## Prompt
Scan the records and identify every line in which the string "date" occurs, then return those lines.

## Provided records

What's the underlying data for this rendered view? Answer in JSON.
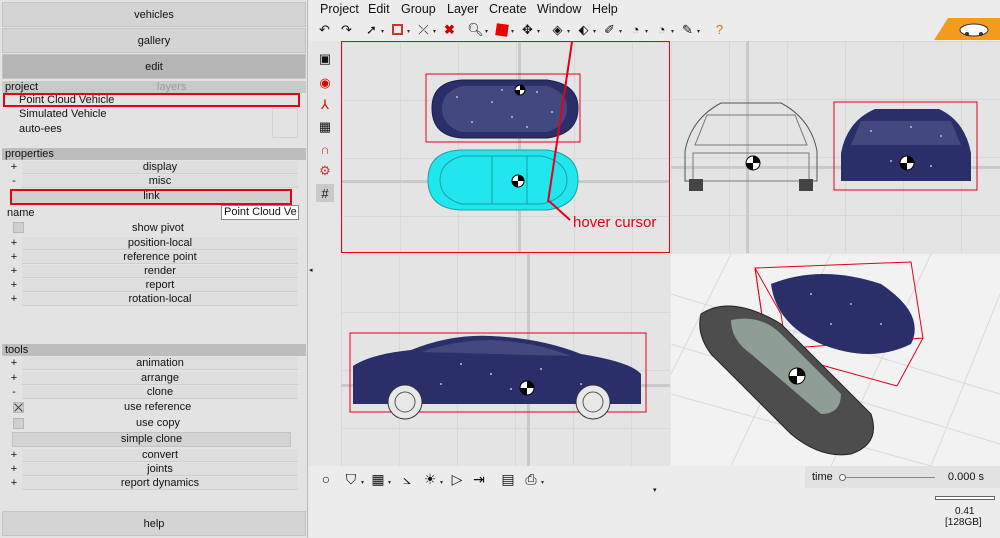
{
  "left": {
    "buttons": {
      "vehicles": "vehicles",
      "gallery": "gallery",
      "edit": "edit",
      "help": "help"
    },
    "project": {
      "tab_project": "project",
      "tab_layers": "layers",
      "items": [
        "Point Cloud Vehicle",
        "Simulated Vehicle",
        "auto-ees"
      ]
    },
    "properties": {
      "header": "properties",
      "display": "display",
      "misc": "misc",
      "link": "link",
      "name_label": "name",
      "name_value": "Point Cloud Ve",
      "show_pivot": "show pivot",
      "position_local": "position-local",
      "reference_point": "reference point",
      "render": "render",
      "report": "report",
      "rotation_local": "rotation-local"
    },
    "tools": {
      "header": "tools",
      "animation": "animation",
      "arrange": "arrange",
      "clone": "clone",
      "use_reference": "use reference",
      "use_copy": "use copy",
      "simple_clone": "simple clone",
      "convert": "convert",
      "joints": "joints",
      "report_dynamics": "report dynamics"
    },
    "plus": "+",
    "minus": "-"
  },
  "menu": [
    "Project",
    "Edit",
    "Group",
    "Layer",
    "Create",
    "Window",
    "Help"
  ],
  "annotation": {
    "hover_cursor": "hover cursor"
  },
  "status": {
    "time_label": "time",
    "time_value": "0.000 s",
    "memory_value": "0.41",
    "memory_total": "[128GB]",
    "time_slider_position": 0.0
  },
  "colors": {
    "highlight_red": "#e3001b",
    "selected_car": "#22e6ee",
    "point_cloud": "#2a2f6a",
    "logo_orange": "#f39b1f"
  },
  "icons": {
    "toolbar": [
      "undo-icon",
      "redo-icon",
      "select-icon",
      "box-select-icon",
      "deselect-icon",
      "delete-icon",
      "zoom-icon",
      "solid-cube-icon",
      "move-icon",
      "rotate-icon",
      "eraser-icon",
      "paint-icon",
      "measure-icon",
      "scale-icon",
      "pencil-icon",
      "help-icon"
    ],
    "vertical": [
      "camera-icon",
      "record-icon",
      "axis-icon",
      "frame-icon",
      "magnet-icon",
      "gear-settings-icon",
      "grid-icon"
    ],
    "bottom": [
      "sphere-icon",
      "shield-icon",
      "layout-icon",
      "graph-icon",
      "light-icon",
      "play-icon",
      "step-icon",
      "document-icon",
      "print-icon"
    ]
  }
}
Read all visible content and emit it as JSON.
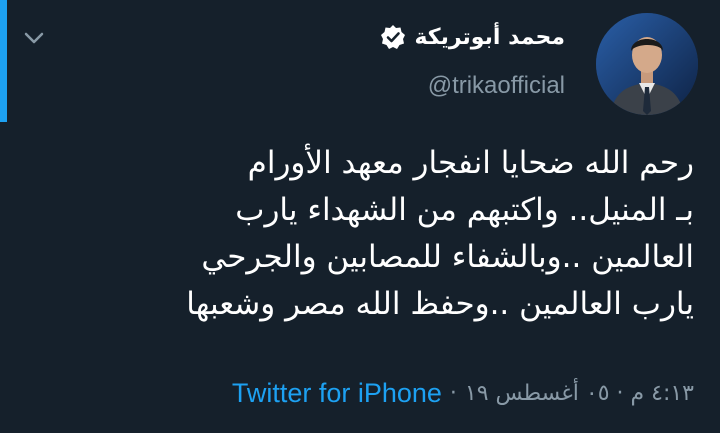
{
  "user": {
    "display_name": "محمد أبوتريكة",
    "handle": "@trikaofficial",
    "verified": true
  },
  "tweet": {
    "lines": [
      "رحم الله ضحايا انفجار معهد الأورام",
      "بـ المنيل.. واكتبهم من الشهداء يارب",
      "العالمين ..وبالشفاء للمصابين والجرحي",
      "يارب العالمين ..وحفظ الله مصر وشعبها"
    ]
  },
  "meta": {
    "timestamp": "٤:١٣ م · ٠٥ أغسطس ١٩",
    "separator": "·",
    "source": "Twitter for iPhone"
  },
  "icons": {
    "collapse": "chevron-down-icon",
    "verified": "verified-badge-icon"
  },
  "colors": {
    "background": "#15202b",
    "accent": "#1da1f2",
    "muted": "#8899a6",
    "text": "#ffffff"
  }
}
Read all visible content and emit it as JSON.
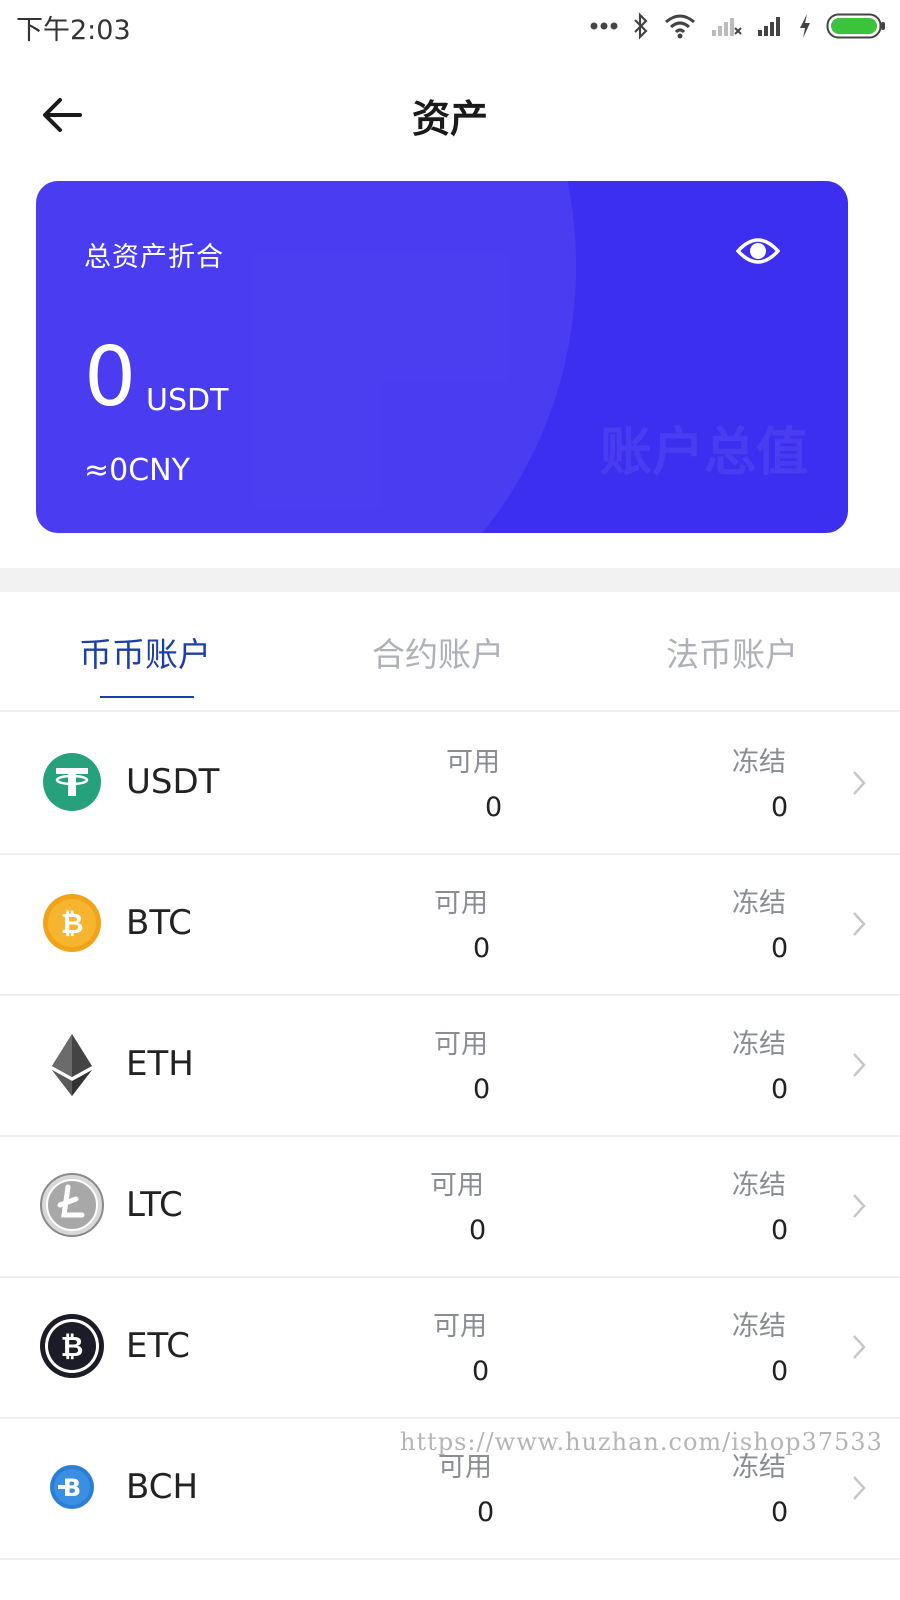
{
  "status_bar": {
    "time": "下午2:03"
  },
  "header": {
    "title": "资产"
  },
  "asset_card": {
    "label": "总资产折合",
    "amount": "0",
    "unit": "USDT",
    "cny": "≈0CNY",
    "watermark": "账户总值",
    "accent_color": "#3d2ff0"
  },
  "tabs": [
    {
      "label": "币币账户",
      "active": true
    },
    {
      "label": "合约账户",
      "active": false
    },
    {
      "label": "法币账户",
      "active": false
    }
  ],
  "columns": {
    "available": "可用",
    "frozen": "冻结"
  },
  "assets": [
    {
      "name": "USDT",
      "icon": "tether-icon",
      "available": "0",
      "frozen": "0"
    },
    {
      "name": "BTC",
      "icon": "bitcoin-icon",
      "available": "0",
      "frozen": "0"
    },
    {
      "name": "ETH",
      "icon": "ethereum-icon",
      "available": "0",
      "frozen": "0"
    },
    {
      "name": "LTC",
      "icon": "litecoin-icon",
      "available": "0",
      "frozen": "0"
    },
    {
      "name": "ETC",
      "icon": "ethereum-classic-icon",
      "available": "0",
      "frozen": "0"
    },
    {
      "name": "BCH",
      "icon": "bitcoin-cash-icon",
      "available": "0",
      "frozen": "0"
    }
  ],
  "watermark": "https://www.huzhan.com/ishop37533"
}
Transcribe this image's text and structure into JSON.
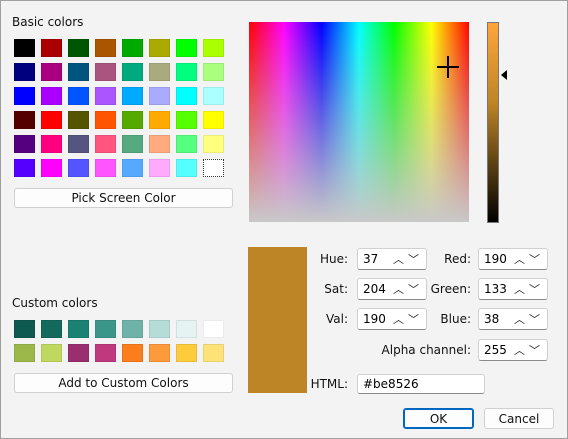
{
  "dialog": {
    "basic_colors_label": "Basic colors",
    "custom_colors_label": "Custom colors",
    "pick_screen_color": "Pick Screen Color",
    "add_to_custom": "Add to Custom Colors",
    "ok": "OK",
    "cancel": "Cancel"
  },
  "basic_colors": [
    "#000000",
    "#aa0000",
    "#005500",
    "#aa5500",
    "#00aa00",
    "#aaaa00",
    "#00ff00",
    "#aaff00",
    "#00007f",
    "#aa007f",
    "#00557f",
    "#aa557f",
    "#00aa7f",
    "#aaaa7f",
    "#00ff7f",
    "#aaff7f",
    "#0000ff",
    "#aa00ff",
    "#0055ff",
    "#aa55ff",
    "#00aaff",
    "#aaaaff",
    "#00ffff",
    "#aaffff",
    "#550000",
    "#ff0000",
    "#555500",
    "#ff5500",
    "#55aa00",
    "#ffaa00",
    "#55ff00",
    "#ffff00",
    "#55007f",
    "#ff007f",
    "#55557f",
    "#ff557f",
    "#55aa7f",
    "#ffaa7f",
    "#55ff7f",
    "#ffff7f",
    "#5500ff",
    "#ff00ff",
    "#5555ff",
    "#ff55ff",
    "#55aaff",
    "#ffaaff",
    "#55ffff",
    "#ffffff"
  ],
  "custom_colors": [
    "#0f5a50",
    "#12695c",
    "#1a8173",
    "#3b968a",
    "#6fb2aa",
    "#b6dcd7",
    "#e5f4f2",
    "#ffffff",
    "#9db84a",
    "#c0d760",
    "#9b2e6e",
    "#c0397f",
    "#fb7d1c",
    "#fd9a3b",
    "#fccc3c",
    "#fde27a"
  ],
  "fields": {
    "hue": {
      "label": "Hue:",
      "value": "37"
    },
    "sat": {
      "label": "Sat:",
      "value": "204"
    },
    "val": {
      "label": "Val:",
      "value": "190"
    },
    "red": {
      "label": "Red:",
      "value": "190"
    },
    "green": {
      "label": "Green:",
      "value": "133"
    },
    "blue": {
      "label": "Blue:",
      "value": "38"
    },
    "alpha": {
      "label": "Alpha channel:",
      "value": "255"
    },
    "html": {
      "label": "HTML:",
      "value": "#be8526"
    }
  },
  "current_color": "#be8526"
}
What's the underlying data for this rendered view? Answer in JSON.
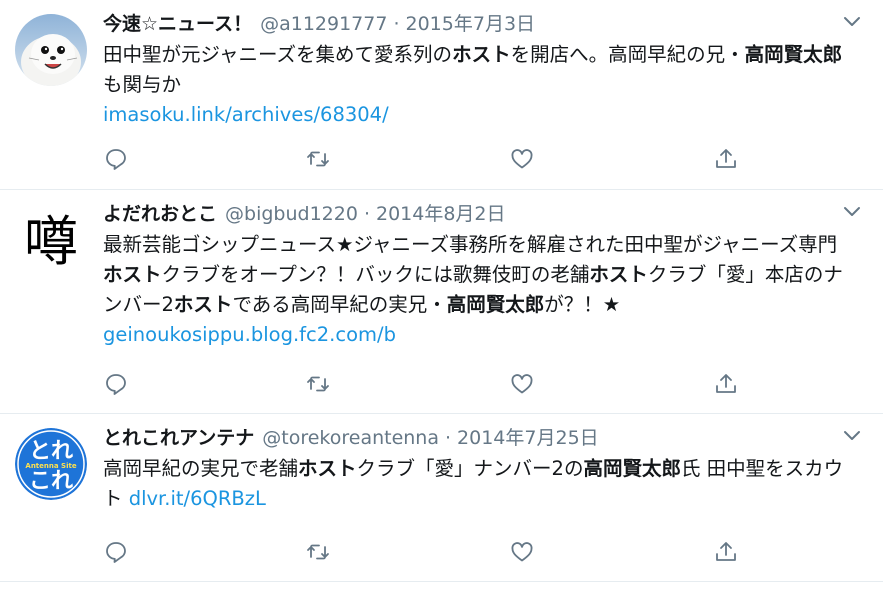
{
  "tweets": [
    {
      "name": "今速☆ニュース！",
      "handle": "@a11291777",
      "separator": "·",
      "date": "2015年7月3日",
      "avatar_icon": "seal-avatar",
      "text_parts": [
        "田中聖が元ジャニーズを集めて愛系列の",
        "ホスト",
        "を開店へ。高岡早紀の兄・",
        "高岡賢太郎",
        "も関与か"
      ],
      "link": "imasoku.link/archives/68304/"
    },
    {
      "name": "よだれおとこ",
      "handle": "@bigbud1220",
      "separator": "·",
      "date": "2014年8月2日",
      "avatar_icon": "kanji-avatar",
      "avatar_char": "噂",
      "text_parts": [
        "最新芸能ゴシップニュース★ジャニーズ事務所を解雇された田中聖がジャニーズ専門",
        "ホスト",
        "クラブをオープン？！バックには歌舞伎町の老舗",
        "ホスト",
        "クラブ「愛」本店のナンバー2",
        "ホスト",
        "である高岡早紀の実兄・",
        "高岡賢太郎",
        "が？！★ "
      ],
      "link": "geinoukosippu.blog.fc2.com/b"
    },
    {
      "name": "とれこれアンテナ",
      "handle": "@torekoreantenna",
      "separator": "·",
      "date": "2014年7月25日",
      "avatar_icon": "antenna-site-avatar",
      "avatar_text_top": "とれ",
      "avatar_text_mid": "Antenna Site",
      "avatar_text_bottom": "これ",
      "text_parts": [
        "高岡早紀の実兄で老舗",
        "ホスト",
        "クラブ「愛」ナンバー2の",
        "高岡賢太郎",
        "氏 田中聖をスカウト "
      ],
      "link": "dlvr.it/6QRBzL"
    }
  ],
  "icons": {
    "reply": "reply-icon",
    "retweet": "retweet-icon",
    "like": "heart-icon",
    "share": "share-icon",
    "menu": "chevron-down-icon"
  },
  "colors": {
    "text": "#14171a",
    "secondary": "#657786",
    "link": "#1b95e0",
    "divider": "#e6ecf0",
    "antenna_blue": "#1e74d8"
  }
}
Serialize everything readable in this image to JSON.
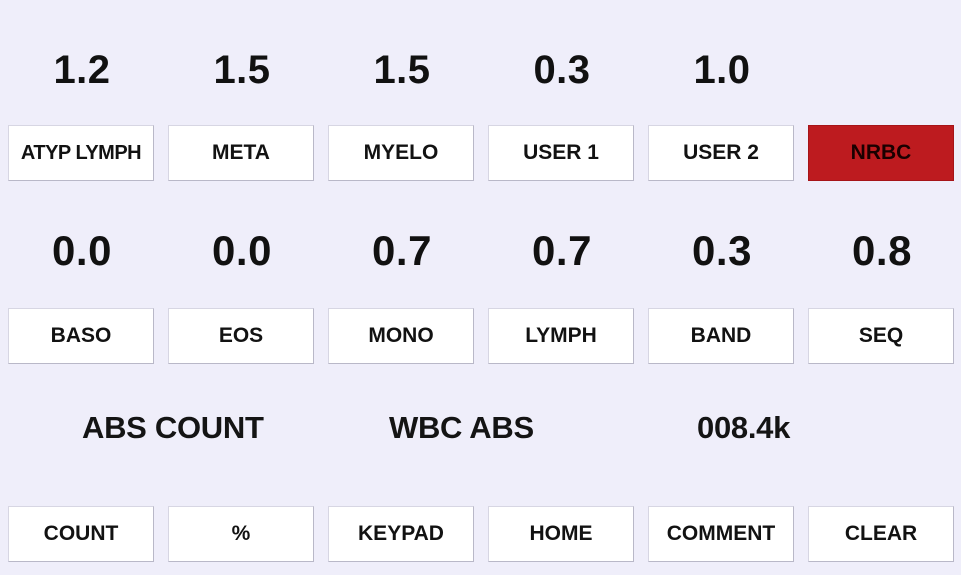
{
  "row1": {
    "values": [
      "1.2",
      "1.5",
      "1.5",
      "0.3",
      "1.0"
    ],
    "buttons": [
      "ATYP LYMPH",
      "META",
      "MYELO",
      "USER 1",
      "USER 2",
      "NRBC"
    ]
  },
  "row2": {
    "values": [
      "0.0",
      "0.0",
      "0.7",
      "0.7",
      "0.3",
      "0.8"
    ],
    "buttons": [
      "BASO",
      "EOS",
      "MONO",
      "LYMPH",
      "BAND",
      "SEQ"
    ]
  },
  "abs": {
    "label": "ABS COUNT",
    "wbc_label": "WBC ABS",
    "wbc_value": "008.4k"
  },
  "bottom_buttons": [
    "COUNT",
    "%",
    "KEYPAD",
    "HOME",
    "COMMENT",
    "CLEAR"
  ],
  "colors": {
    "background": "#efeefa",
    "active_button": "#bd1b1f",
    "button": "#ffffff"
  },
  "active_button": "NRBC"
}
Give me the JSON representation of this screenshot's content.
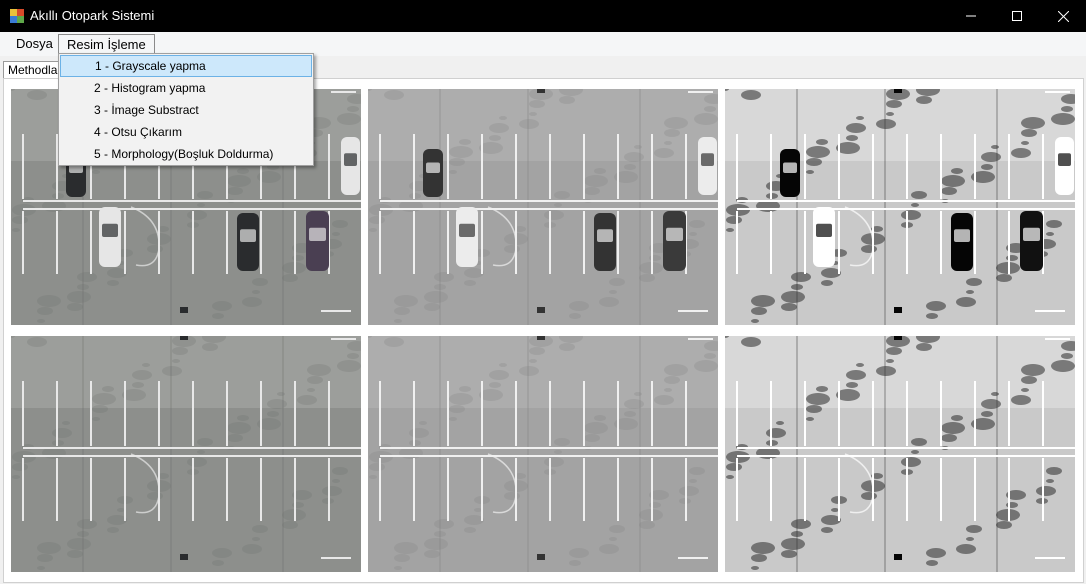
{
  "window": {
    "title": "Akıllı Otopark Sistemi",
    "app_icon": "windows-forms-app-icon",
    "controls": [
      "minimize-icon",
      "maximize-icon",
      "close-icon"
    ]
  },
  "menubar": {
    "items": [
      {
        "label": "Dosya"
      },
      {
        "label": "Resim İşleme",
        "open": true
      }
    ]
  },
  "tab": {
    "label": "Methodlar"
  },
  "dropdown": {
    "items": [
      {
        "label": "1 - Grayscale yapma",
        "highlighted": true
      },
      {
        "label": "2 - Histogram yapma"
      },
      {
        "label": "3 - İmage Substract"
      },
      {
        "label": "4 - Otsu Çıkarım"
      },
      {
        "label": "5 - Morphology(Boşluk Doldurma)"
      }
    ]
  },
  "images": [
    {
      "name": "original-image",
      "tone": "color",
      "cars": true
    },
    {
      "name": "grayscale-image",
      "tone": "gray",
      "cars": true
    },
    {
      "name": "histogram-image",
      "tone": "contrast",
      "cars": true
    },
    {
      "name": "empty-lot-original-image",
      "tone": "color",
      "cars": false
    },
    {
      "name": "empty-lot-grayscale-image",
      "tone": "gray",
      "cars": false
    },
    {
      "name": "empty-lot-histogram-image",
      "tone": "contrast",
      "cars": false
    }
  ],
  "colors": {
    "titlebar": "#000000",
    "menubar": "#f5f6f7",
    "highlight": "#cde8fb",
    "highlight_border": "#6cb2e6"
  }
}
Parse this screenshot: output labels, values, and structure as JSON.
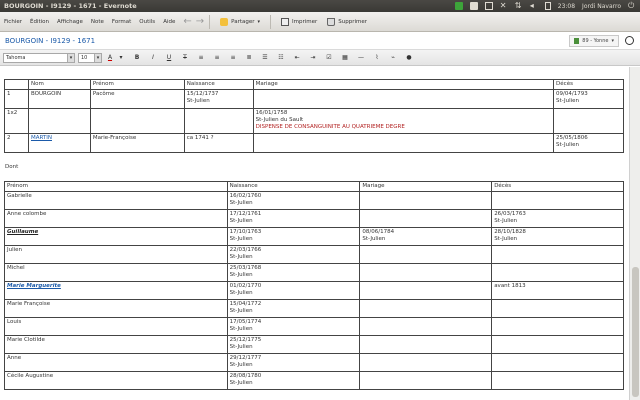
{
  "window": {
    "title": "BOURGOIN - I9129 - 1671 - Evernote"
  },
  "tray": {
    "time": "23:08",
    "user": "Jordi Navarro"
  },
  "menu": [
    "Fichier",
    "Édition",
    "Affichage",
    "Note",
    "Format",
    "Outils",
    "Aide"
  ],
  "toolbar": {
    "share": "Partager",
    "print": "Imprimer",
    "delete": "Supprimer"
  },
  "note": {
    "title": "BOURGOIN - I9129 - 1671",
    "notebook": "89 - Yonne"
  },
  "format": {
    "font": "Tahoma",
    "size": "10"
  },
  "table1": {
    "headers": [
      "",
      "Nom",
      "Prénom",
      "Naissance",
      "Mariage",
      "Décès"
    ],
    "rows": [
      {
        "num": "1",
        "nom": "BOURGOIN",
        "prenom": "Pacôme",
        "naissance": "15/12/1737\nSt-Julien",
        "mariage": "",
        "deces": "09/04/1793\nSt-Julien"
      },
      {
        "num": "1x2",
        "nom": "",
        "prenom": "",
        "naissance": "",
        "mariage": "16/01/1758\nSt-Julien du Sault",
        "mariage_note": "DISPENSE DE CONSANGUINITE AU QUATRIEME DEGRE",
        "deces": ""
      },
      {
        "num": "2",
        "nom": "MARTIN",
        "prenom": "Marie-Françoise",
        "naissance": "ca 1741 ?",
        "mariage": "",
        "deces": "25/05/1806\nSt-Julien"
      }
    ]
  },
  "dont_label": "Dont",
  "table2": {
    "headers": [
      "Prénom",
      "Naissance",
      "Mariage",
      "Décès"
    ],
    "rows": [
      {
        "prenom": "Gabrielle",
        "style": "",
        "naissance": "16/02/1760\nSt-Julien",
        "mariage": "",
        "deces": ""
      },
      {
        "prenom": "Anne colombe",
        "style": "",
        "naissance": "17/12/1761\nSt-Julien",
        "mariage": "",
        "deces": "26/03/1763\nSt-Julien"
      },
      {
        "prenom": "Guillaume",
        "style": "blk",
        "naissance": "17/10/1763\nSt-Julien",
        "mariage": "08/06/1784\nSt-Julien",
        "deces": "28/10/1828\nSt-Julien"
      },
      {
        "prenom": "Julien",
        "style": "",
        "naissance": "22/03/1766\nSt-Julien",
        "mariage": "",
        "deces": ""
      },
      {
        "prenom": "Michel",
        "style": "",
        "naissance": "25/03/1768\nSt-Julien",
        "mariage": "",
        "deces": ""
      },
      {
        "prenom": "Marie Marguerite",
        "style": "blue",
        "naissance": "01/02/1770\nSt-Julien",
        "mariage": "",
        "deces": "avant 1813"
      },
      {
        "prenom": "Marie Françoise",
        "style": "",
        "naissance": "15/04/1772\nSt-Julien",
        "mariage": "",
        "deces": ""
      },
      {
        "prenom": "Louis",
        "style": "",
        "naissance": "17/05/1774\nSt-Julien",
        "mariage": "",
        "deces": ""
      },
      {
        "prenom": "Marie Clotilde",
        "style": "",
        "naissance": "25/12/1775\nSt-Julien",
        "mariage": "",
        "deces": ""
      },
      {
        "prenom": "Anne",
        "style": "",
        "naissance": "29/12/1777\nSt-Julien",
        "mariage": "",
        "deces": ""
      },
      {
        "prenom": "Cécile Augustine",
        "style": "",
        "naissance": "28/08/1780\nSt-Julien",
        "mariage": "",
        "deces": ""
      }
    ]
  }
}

## Your solution
      "date": "2015年7月3日",
      "date": "2014年8月2日",
      "date": "2014年7月25日",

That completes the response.